I've done my own personal math on the subject. The other day, inspired by a dose of realism regarding funding from Joshua Gatcomb, I posted what it would take to buy me a month of full-time Parrot hacking. Those are just my numbers. They're not a promise, nor are they a suggestion that I'm the most likely candidate for such a sponsorship. (Jerry Gay and Jonathan Worthington are first on my list, assuming we can keep paying Patrick and that taking care of his family leaves him sufficient time and energy to hack.)
Several people have offered personal donations, publicly and privately, and I'm grateful to see that people believe in the work that all of the contributors to Perl 6 and Parrot are doing, sufficient to back that faith with pledges of funding. Thank you all.
However, like Richard Dice and Dave Rolsky (and I believe Jim Brandt) have said, it's probably time to approach businesses for larger grants. I don't mean just the usual suspects, either. If your business depends on the healthy ecosystem around Perl, it's important to support that ecosystem with code, with bug reports, and occasionally with funding. That may take the form of hosting Perl Mongers meetings, or releasing code to the CPAN, or donating a few hundred dollars to TPF.
With that commercial concluded, there's one more point to address again -- the appropriate targets of funding.
Brandon Allbery pointed out the roadblock to further progress in Pugs:
The real roadblock with Pugs is that Audrey Tang was the only one who really understood it.
There's a legitimate discussion about which Perl 6-related projects are worth funding. I happen to think Parrot is the most likely successful target for Perl 6, but the design of the language (and especially the test suite) is such as to encourage multiple implementations. I think that's healthy.
I also believe that a little friendly competition -- and not-quite-parallel divergent exploration of a problem area -- is very healthy. It can lead to better solutions than even the most laser-precise unidirectional focus. (Or maybe I just want to brag that I've read way too many papers on alternate garbage collectors for the JVM.) This is especially true when all of the work on a particular problem comes from volunteers. Not only can you not tell all of them what to do and expect that they'll do it, you can't say that if there were only one implementation, they'd all work on that.
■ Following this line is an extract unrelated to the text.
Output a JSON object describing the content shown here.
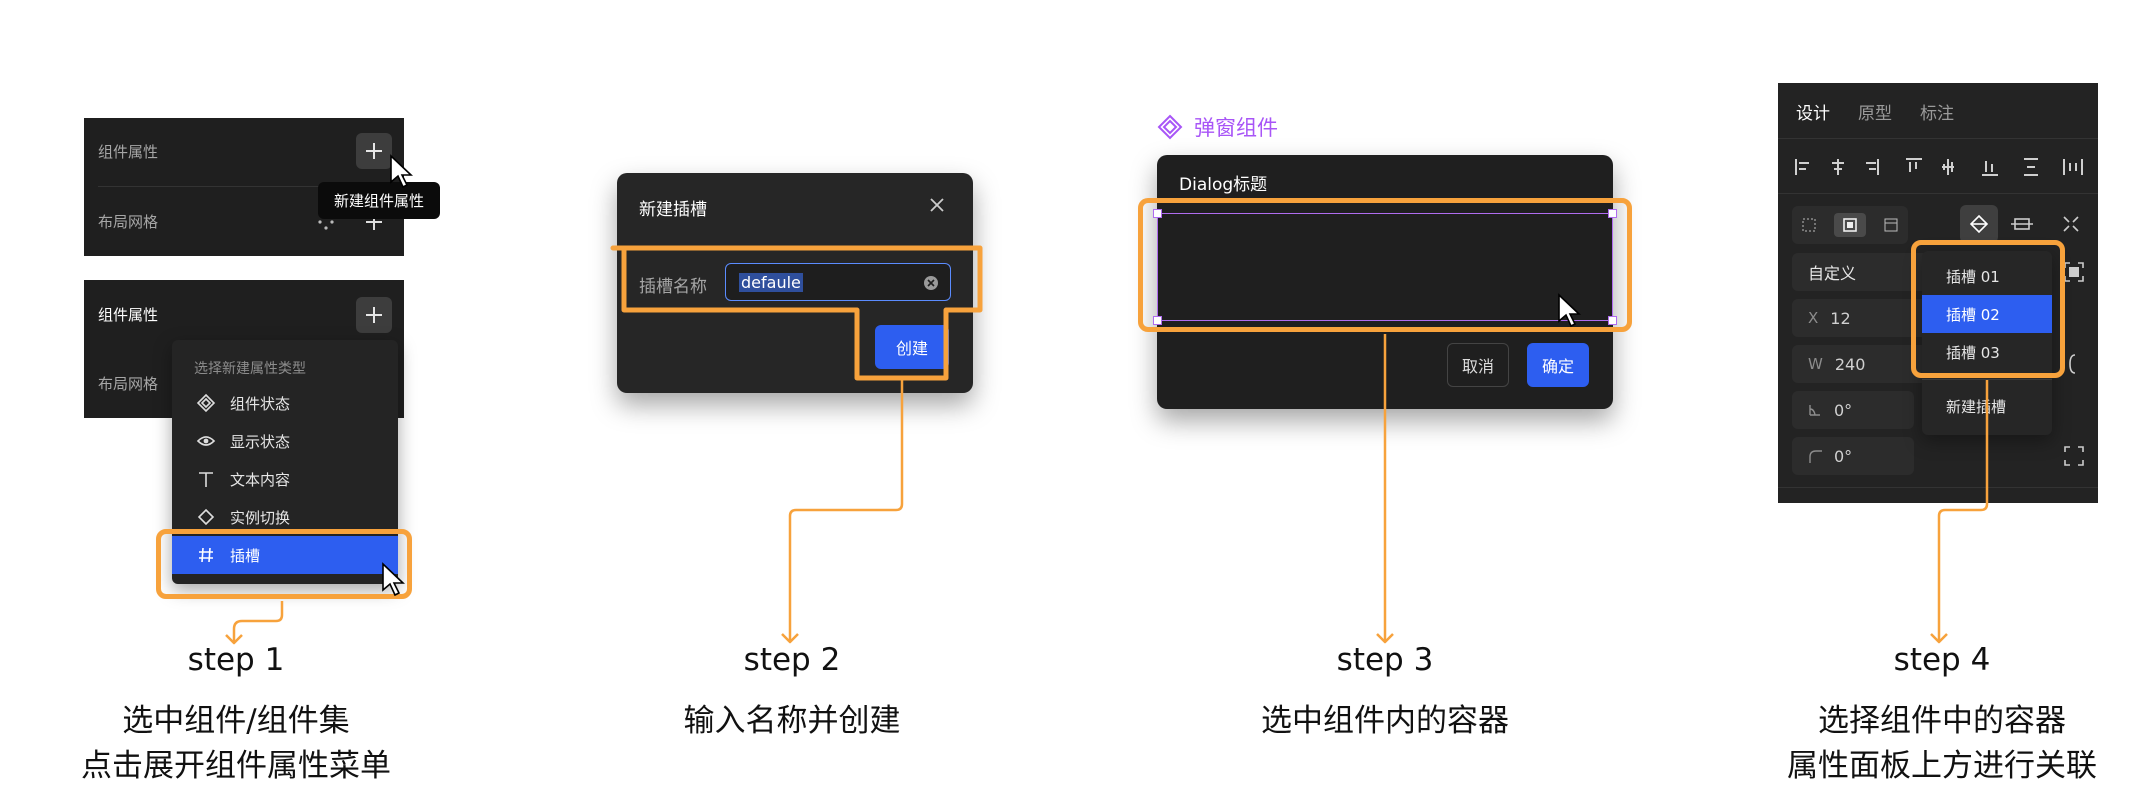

I suspect that more people would have hacked on Pugs if it used something more accessible than bleeding-edge GHC. I suspect that more people might feel comfortable hacking on Parrot if it didn't require C knowledge as well as Perl knowledge. Yet multiple implementations are not a zero-sum game.
There's a big however, however. Funding changes the nature of the game. $5000 may buy a month of my time, though it may buy two months of Audrey's time. Which is more valuable?
I know I've already poisoned the well with my overly-provocative headline, but that question is highly hypothetical and overly-dramatic to make one very important point.
I believe that Pugs, as it stands now, is dead. That's unfortunate. That doesn't mean that Pugs is useless. Quite the contrary. This also doesn't have to be the end of the Pugs story, but without drastic change, Pugs will not go anywhere. (It hasn't gone anywhere for a long time.)
Pugs died because it failed to attract sufficient hackers to maintain it even in the absence of its founder. Parrot nearly died from a similar problem.
While I know Larry is very keen on multiple implementations hopefully converging from different starting points, there's a funding risk related to multiple implementations. Funders need to keep in mind the difference between research and production implementation and consider the goal of the funding in that relationship.
You can't guarantee that a project with two committers will die any more than you can guarantee that a project with twenty-five committers won't die. History doesn't support those kinds of experiments. However, you do need to keep in mind the relative risk of projects when deciding how to slice that cash pie.
Please don't misunderstand me -- I'm all for experiments. If funding an experiment has a concrete goal and we're likely to learn something valuable from that experiment, fund it! Just keep in mind what you think a successful outcome will be from that funding, and make sure that it's realistic for that project.